  • No one is allowed to discharge a firearm in a designated wildlife sanctuary (all of Gasparilla Island, in other words) without special permission (such as what our trapper has). Animal cruelty laws are very specific in this state, and other means of termination of a native species must be humane. The FWC guidelines on their website very specifically state that it is not a good idea to try to eradiate a native species from your property, as another animal will come in and take its place.

These lizards have been around, like the opossum and the alligator, since prehistoric times. They have learned to adapt and survive using every means necessary, including dramatically altering their diets and appearance. They are smart and built to survive. While you might get an iguana in a trap one time, you can be sure the other iguanas on your property will learn from the behavior a trapped iguana presents. No amount of attractive bait will entice them to enter a trap a second time.

  • One way to increase your chances of success is to pre-bait. This means you open and bait the trap, allowing an iguana to enter and exit a few times after eating his fill. After you are confident an iguana has visited the trap and found it to be a food source, set the trap for capture.

Snares set by private individuals must be ground snares, not hanging snares, to ensure the safety of other animals that might be caught (i.e., pets). Snares work well with iguanas, because they hold their heads up as they move about in order to watch for predators.

  • Snares should only be set during the day, when iguanas are active, and sprung at night to make sure nocturnal animals aren’t caught up in them.  Iguana-proofing your home and property requires a lot of diligence and some sacrifice. Seal all routes of animal entry under and around your home. Cover chimney tops with mesh. If you live in a home on stilts or with a crawl space underneath, you will need to secure those areas as well. Keep all pet food inside. Use deer or rabbit repellant spray on plants to keep iguanas from having an ideal place to live and feed. Most importantly, realize that thick, lush foliage and landscaping are a paradise for iguanas.
  • While poison may seem like an enticing possibility for killing iguanas, it was an option that was only briefly discussed by the iguana panel in years past after discussions with the U.S. Department of Agriculture. There was a very loud public outcry against it, and it was determined by researchers that more than likely, nontarget animals could very well be killed, including pets and endangered or threatened species.
  • No poisons are registered or legal for use on iguanas or any other reptiles in Florida.
  • There are certain plants that iguanas love to eat that should not be perpetuated.
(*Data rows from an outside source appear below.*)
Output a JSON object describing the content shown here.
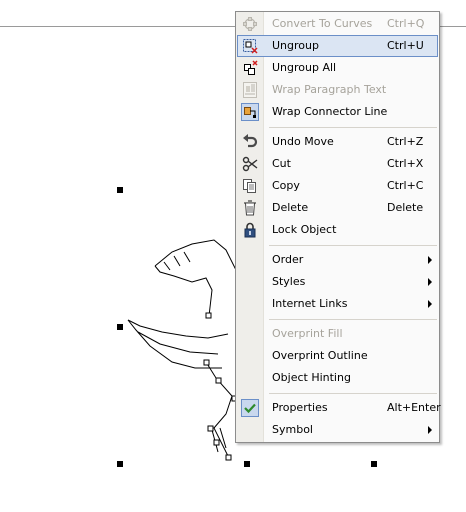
{
  "context_menu": {
    "items": [
      {
        "label": "Convert To Curves",
        "shortcut": "Ctrl+Q",
        "icon": "convert-to-curves-icon",
        "enabled": false
      },
      {
        "label": "Ungroup",
        "shortcut": "Ctrl+U",
        "icon": "ungroup-icon",
        "enabled": true,
        "selected": true
      },
      {
        "label": "Ungroup All",
        "shortcut": "",
        "icon": "ungroup-all-icon",
        "enabled": true
      },
      {
        "label": "Wrap Paragraph Text",
        "shortcut": "",
        "icon": "wrap-paragraph-text-icon",
        "enabled": false
      },
      {
        "label": "Wrap Connector Line",
        "shortcut": "",
        "icon": "wrap-connector-line-icon",
        "enabled": true
      },
      {
        "label": "Undo Move",
        "shortcut": "Ctrl+Z",
        "icon": "undo-icon",
        "enabled": true
      },
      {
        "label": "Cut",
        "shortcut": "Ctrl+X",
        "icon": "scissors-icon",
        "enabled": true
      },
      {
        "label": "Copy",
        "shortcut": "Ctrl+C",
        "icon": "copy-icon",
        "enabled": true
      },
      {
        "label": "Delete",
        "shortcut": "Delete",
        "icon": "trash-icon",
        "enabled": true
      },
      {
        "label": "Lock Object",
        "shortcut": "",
        "icon": "lock-icon",
        "enabled": true
      },
      {
        "label": "Order",
        "shortcut": "",
        "submenu": true,
        "enabled": true
      },
      {
        "label": "Styles",
        "shortcut": "",
        "submenu": true,
        "enabled": true
      },
      {
        "label": "Internet Links",
        "shortcut": "",
        "submenu": true,
        "enabled": true
      },
      {
        "label": "Overprint Fill",
        "shortcut": "",
        "enabled": false
      },
      {
        "label": "Overprint Outline",
        "shortcut": "",
        "enabled": true
      },
      {
        "label": "Object Hinting",
        "shortcut": "",
        "enabled": true
      },
      {
        "label": "Properties",
        "shortcut": "Alt+Enter",
        "icon": "checkmark-icon",
        "enabled": true
      },
      {
        "label": "Symbol",
        "shortcut": "",
        "submenu": true,
        "enabled": true
      }
    ]
  },
  "colors": {
    "selection_fill": "#dbe5f3",
    "selection_border": "#6b8fc8",
    "disabled_text": "#a6a39b",
    "checkmark": "#2e8b2e"
  }
}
Preferred food sources include hibiscus, orchids, impatiens, pink pentas, roses, bougainvillea, nasturtiums, all greens (kale, broccoli, mustard, collards, sorrel, beets, lettuce, squash melons), purple queen, turf grasses, and weeds such as Spanish needle and frog fruit.

Instead of planting these, try an iguana-resistant plant such as milkweed, oleander, citrus, crotons and many other toxic, tough, thick-leaved plants.

  • Most importantly, remember that our iguanas are not nice. They bite, claw and use their tails as formidable weapons. Not only do you risk a serious injury from an iguana, you also risk a high rate of infection from a claw or tooth.

These iguanas have lasted for this long on the planet for a reason: Not many other species want to mess with them, and catching them is not as easy as you think.